 The official Uzbek name of the new special service is Davlat Xavfsizlik Xizmati (DXX).
 Судьяларга қурол берилиб, оиласига қуролли соқчилар ажратилади, xabar.uz,19.03.2018, https://www.xabar.uz/huquq/sudyalarga-qurol-berilib-oilasiga-qurolli-soqchilar-ajratiladi
 Из узбекских посольств уберут сотрудников СНБ, Vesti.uz,14.01.2018,
 M. Fumagalli, When Security Trumps Identity: Uzbekistan’s Foreign Policy under Islam Karimov, in: Constructing the Uzbek State. Narratives of Post-Soviet Years, ed. by M. Laruelle, Lanham-Boulder-New York-London 2017, pp. 3-21.

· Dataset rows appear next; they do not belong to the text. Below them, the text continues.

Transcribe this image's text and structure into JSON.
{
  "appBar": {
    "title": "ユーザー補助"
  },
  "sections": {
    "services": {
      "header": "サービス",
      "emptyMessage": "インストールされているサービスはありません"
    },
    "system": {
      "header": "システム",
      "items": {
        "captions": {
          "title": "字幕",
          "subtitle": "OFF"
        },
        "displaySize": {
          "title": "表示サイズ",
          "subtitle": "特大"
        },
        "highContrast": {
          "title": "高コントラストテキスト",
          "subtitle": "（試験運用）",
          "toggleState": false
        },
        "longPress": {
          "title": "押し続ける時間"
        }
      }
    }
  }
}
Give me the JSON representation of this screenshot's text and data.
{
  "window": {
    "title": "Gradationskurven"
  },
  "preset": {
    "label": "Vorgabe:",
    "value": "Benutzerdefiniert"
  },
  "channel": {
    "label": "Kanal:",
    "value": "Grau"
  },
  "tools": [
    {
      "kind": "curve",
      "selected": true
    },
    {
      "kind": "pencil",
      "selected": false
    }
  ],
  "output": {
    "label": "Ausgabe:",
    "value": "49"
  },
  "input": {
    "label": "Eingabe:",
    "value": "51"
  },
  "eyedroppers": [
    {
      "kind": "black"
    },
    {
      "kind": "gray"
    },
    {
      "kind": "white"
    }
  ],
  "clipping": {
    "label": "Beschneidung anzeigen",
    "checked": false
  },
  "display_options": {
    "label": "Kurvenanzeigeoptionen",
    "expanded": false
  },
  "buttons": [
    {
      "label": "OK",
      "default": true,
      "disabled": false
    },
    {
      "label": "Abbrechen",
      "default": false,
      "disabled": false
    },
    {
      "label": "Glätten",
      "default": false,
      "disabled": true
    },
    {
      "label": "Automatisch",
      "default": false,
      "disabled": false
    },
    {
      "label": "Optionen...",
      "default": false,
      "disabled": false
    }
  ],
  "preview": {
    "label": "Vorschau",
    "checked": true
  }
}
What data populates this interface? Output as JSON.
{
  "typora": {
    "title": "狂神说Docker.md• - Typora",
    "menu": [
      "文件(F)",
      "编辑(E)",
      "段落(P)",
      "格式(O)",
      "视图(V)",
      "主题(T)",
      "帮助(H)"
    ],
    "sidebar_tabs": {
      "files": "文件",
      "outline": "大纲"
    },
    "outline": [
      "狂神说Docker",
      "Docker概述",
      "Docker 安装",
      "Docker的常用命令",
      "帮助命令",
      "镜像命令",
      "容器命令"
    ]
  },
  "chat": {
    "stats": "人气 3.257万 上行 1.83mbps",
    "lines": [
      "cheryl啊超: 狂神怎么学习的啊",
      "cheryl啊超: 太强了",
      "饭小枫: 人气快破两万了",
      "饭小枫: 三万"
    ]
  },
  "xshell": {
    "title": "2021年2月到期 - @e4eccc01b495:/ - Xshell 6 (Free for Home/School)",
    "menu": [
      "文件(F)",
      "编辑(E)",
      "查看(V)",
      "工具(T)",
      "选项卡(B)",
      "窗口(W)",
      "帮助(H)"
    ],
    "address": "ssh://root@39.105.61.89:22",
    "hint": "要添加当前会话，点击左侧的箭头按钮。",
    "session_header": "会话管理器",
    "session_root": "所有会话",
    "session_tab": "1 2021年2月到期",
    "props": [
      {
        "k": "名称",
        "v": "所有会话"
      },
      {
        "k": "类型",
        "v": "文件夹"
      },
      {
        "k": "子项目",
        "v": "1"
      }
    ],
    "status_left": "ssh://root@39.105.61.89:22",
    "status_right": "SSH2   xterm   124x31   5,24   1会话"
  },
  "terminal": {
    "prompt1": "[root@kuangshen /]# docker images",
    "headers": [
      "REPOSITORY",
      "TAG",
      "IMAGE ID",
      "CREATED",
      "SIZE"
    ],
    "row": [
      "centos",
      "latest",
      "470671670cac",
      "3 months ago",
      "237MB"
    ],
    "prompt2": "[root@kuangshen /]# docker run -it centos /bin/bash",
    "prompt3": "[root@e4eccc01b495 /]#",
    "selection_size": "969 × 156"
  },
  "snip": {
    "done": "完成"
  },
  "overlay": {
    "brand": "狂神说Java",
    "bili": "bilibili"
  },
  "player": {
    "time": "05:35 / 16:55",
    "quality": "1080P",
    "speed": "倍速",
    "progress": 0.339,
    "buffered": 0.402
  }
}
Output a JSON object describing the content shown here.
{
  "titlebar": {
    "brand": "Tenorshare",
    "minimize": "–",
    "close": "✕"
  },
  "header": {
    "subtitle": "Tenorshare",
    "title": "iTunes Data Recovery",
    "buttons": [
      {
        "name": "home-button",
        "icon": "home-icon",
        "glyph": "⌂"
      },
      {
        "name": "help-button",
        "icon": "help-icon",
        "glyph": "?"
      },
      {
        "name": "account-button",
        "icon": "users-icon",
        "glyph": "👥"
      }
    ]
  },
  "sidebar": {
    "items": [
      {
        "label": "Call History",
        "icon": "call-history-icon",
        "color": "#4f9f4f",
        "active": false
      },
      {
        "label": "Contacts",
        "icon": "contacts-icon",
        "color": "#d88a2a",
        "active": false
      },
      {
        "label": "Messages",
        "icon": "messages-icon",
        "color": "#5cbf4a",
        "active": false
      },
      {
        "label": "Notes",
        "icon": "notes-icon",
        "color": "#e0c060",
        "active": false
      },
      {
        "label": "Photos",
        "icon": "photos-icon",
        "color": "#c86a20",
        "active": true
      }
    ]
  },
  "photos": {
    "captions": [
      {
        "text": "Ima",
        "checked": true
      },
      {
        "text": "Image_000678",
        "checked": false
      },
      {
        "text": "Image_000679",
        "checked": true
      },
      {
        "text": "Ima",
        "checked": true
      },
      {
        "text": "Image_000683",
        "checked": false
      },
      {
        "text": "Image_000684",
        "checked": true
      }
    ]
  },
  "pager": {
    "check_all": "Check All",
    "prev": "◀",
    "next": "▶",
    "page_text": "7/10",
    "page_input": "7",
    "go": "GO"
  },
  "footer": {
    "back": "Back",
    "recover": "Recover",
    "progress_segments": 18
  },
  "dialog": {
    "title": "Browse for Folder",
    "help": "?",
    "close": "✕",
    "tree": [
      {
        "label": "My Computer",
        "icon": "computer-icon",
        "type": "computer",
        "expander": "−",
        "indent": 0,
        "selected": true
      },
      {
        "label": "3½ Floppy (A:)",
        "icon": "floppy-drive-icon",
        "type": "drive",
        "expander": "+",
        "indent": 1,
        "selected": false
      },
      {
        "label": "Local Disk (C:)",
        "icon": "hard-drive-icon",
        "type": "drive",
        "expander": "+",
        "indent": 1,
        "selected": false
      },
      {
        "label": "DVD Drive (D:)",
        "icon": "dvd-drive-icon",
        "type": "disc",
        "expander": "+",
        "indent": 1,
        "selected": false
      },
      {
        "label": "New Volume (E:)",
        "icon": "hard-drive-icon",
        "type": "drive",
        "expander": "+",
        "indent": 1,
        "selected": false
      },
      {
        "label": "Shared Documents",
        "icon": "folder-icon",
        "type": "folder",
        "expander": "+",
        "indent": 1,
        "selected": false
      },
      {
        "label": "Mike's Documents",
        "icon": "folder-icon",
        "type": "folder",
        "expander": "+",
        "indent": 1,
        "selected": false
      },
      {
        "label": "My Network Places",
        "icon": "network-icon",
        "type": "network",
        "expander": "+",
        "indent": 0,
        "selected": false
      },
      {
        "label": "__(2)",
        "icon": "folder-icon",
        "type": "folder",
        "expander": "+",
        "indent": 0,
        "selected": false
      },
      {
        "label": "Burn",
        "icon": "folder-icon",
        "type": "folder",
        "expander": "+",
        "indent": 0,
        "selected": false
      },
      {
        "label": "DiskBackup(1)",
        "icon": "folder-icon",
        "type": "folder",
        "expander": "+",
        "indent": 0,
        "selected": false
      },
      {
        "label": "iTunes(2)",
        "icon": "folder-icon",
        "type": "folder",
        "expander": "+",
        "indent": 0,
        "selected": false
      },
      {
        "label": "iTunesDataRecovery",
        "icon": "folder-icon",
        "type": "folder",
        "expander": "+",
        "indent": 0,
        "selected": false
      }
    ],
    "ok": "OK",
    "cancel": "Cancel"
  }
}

 A. Khalid, Making Uzbekistan: Nation, Empire, and Revolution in the Early USSR, Ithaca 2015.
 See among other things: O. Ali, Non-Pashtun Taleban of the North (2): Case studies of Uzbek Taleban in Faryab and Sar-e Pul, 17.03.2017, https://www.afghanistan-analysts.org/non-pashtun-taleban-of-the-north-2-case-studies-of-uzbek-taleban-in-faryab-and-sar-e-pul/; B. Roggio, US military kills senior Islamic State commander in Afghan north, 9.04.2018, https://www.longwarjournal.org/archives/2018/04/us-military-kills-senior-islamic-state-commander-in-afghan-north.php